Dynamic Backlighting

Apple is supposedly looking into advanced backlighting for their alleged upcoming TV.

In this case, as usual, Apple is late to the party but probably the first person to do it right. Although I work mostly on Cinema Displays, I do have some high end Dell displays I use for everything else. They advertise 1000000:1 contrast because of a “dynamic contrast” feature that essentially dims or turns off the backlight in areas with black pixels. While obviously a good idea, I noticed it has some delay. Going from the dim space desktop pictures Apple includes to a white Safari window would cause the backlight levels to come up for example. The problem is that this was noticeable. It takes about a third of a second for the animation of a Safari window to open and be white. It then takes about an entire second for the backlight to adjust. Maybe this is OK for browsing but for gaming it’s a disaster.

Based on the report, it looks like Apple is only looking into letterbox situations. While with early LCDs “black” areas in front of a full backlight were often a very bright “black”, today’s IPS panels are getting pretty good at it. As a simple test, I fed black to an LED Cinema Display at full brightness and turned off the light. While it was detectably on, the light was insignificant.

I’m not saying Apple shouldn’t do this. Obviously completely invisible black bars would be ideal. This is why I only watch my movies using a projector. (This also makes for a superior experience dealing with 4:3 content – I hope Apple doesn’t ignore this use case if they do implement this, a lot of SD iTunes content is 4:3.) DLP is a lot better at blocking blacks and I often have no idea what ratio my movies are at because I don’t have the reference of bars against 16:9 to compare. After watching mostly 16:9 content I pulled up a much wider movie. Being that it was a bright winter day (you know that time of day where the sun is directly in your eyes no matter which direction you face) I used my 16:9 Dell display to watch and was horrified at how noticeable the letter boxing was, not because of the panel but because of the bezel.

If I had to describe a “perfect” solution it would probably still be a projector, but one that can shutter the letterbox so it’s literally black. Of course this is all in the context of movies and entertainment in general as projectors less than 10 grand have pretty lousy color and thus aren’t suitable for work. Maybe future laser projectors will be better at that.

I hope Apple realizes that they need to service people with 60″ sets, projectors, and other complicated setups and never discontinues the AppleTV brick. It obviously won’t need FaceTime support but should always run the same version of the software as the “real” Apple TV (kind of like updating your camera less iPad 1 to iOS 5). Either way, I’m probably going to buy an Apple Television for development purposes and maybe my alternative daytime viewing method. Regardless, it will be on my desk and not front and center in the living room. Apple won’t unseat my projector until they make one themselves.

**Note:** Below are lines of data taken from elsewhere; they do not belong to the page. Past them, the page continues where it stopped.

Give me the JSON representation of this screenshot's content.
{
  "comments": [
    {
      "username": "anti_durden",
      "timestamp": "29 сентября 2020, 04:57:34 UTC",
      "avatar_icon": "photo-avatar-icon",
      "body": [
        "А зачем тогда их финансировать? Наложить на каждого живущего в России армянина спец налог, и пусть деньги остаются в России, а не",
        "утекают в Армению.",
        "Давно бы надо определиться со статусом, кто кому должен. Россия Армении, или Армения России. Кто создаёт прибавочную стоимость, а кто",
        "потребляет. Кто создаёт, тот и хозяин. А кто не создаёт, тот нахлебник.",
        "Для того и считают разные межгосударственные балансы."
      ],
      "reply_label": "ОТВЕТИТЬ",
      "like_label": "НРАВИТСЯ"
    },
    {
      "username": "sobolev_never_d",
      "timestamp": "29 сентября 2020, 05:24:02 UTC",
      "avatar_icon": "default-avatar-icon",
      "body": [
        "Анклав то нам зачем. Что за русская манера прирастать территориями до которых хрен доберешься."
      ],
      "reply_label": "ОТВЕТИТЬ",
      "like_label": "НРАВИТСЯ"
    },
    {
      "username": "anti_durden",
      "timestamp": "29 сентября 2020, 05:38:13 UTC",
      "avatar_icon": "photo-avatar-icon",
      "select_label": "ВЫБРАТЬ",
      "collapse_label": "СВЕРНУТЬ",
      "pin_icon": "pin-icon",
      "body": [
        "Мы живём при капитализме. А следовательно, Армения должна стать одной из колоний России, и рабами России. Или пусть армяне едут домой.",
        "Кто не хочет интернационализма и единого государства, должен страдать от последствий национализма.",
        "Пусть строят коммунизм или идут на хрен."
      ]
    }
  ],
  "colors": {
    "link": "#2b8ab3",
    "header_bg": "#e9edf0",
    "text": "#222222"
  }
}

*** Update ***
The rest of the article talks about running the whole movie through a auto-levels filter. First: this is kind of like Sound Check in iTunes, it kinda works, but the real problem is that there are these discrepancies to begin with. While there are shows that are dim for no reason (Glee needs a solid 2x to get to normal) most of the time the movie’s director / colorist chose to make it dark and adjustments are better left done manually so the user is aware that they are degrading picture quality. In my view, this is a very annoying trend in Hollywood and “too dark” is a perfectly justifiable 1-Star review. Darkness never does a good job of setting the mood it’s supposed to because a dark movie screen is often polluted by exit sign lights, and until Apple makes this television, households have similar problems. The best way to make people aware that the scene is “dark” but still have it be bright is to use a cool color temperature and keep the background reasonably dark, but never the subjects.